Items from an interface collection
——
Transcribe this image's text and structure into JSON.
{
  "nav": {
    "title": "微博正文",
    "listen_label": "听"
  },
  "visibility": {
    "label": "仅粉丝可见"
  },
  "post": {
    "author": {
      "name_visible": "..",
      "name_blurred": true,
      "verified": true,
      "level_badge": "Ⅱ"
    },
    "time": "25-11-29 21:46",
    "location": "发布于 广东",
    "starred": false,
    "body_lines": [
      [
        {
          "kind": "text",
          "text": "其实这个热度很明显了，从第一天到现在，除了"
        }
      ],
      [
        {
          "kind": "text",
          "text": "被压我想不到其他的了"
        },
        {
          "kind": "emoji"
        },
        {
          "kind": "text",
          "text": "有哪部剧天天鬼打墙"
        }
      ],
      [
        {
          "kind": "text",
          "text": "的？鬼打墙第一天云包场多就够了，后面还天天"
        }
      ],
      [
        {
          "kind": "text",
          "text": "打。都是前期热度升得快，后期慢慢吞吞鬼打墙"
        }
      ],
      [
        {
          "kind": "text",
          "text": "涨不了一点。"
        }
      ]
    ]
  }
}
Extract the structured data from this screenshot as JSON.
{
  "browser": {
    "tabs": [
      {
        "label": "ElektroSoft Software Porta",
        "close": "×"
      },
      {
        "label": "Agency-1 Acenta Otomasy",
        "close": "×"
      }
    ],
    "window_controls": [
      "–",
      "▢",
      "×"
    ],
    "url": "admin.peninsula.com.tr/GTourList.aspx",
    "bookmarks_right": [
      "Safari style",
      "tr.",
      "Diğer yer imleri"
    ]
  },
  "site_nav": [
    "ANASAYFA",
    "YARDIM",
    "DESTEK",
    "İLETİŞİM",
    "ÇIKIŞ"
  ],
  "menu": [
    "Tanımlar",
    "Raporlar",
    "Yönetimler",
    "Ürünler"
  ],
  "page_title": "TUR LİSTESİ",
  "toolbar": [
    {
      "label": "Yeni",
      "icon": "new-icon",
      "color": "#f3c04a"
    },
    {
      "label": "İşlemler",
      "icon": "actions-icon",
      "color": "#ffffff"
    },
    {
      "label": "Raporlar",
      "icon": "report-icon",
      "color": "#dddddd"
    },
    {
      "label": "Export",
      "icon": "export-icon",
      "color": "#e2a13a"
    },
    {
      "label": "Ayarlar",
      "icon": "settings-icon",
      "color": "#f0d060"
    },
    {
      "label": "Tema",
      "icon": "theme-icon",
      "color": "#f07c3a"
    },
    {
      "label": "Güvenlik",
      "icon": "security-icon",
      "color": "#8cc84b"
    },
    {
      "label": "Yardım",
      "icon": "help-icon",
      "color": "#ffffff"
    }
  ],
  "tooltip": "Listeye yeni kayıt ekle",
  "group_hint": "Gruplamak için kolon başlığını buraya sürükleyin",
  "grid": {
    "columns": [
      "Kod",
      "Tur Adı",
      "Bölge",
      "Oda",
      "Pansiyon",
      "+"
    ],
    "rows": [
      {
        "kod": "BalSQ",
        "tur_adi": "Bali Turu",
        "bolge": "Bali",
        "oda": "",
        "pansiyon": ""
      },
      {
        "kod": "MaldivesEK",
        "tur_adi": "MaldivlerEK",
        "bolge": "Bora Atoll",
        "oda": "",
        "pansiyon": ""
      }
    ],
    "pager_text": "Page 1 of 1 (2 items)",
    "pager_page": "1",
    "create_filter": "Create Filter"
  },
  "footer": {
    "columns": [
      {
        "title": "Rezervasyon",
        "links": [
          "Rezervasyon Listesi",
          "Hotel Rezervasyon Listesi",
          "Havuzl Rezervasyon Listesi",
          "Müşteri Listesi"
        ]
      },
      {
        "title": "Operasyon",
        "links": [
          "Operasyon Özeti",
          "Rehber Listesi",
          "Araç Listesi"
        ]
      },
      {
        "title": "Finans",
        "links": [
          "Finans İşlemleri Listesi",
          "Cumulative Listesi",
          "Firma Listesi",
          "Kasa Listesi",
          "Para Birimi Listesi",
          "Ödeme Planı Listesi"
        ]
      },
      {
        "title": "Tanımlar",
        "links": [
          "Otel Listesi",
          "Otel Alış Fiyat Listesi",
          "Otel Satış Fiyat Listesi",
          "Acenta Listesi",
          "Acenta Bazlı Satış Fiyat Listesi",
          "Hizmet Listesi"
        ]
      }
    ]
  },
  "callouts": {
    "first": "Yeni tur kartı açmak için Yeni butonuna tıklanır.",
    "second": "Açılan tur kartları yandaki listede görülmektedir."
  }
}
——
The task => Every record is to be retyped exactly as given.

Solution for this task =>
Transcribe this image's text and structure into JSON.
{
  "nav": {
    "title": "微博正文",
    "listen_label": "听"
  },
  "visibility": {
    "label": "仅粉丝可见"
  },
  "post": {
    "author": {
      "name_visible": "..",
      "name_blurred": true,
      "verified": true,
      "level_badge": "Ⅱ"
    },
    "time": "25-11-29 21:46",
    "location": "发布于 广东",
    "starred": false,
    "body_lines": [
      [
        {
          "kind": "text",
          "text": "其实这个热度很明显了，从第一天到现在，除了"
        }
      ],
      [
        {
          "kind": "text",
          "text": "被压我想不到其他的了"
        },
        {
          "kind": "emoji"
        },
        {
          "kind": "text",
          "text": "有哪部剧天天鬼打墙"
        }
      ],
      [
        {
          "kind": "text",
          "text": "的？鬼打墙第一天云包场多就够了，后面还天天"
        }
      ],
      [
        {
          "kind": "text",
          "text": "打。都是前期热度升得快，后期慢慢吞吞鬼打墙"
        }
      ],
      [
        {
          "kind": "text",
          "text": "涨不了一点。"
        }
      ]
    ]
  }
}
Extract the structured data from this screenshot as JSON.
{
  "browser": {
    "tabs": [
      {
        "label": "ElektroSoft Software Porta",
        "close": "×"
      },
      {
        "label": "Agency-1 Acenta Otomasy",
        "close": "×"
      }
    ],
    "window_controls": [
      "–",
      "▢",
      "×"
    ],
    "url": "admin.peninsula.com.tr/GTourList.aspx",
    "bookmarks_right": [
      "Safari style",
      "tr.",
      "Diğer yer imleri"
    ]
  },
  "site_nav": [
    "ANASAYFA",
    "YARDIM",
    "DESTEK",
    "İLETİŞİM",
    "ÇIKIŞ"
  ],
  "menu": [
    "Tanımlar",
    "Raporlar",
    "Yönetimler",
    "Ürünler"
  ],
  "page_title": "TUR LİSTESİ",
  "toolbar": [
    {
      "label": "Yeni",
      "icon": "new-icon",
      "color": "#f3c04a"
    },
    {
      "label": "İşlemler",
      "icon": "actions-icon",
      "color": "#ffffff"
    },
    {
      "label": "Raporlar",
      "icon": "report-icon",
      "color": "#dddddd"
    },
    {
      "label": "Export",
      "icon": "export-icon",
      "color": "#e2a13a"
    },
    {
      "label": "Ayarlar",
      "icon": "settings-icon",
      "color": "#f0d060"
    },
    {
      "label": "Tema",
      "icon": "theme-icon",
      "color": "#f07c3a"
    },
    {
      "label": "Güvenlik",
      "icon": "security-icon",
      "color": "#8cc84b"
    },
    {
      "label": "Yardım",
      "icon": "help-icon",
      "color": "#ffffff"
    }
  ],
  "tooltip": "Listeye yeni kayıt ekle",
  "group_hint": "Gruplamak için kolon başlığını buraya sürükleyin",
  "grid": {
    "columns": [
      "Kod",
      "Tur Adı",
      "Bölge",
      "Oda",
      "Pansiyon",
      "+"
    ],
    "rows": [
      {
        "kod": "BalSQ",
        "tur_adi": "Bali Turu",
        "bolge": "Bali",
        "oda": "",
        "pansiyon": ""
      },
      {
        "kod": "MaldivesEK",
        "tur_adi": "MaldivlerEK",
        "bolge": "Bora Atoll",
        "oda": "",
        "pansiyon": ""
      }
    ],
    "pager_text": "Page 1 of 1 (2 items)",
    "pager_page": "1",
    "create_filter": "Create Filter"
  },
  "footer": {
    "columns": [
      {
        "title": "Rezervasyon",
        "links": [
          "Rezervasyon Listesi",
          "Hotel Rezervasyon Listesi",
          "Havuzl Rezervasyon Listesi",
          "Müşteri Listesi"
        ]
      },
      {
        "title": "Operasyon",
        "links": [
          "Operasyon Özeti",
          "Rehber Listesi",
          "Araç Listesi"
        ]
      },
      {
        "title": "Finans",
        "links": [
          "Finans İşlemleri Listesi",
          "Cumulative Listesi",
          "Firma Listesi",
          "Kasa Listesi",
          "Para Birimi Listesi",
          "Ödeme Planı Listesi"
        ]
      },
      {
        "title": "Tanımlar",
        "links": [
          "Otel Listesi",
          "Otel Alış Fiyat Listesi",
          "Otel Satış Fiyat Listesi",
          "Acenta Listesi",
          "Acenta Bazlı Satış Fiyat Listesi",
          "Hizmet Listesi"
        ]
      }
    ]
  },
  "callouts": {
    "first": "Yeni tur kartı açmak için Yeni butonuna tıklanır.",
    "second": "Açılan tur kartları yandaki listede görülmektedir."
  }
}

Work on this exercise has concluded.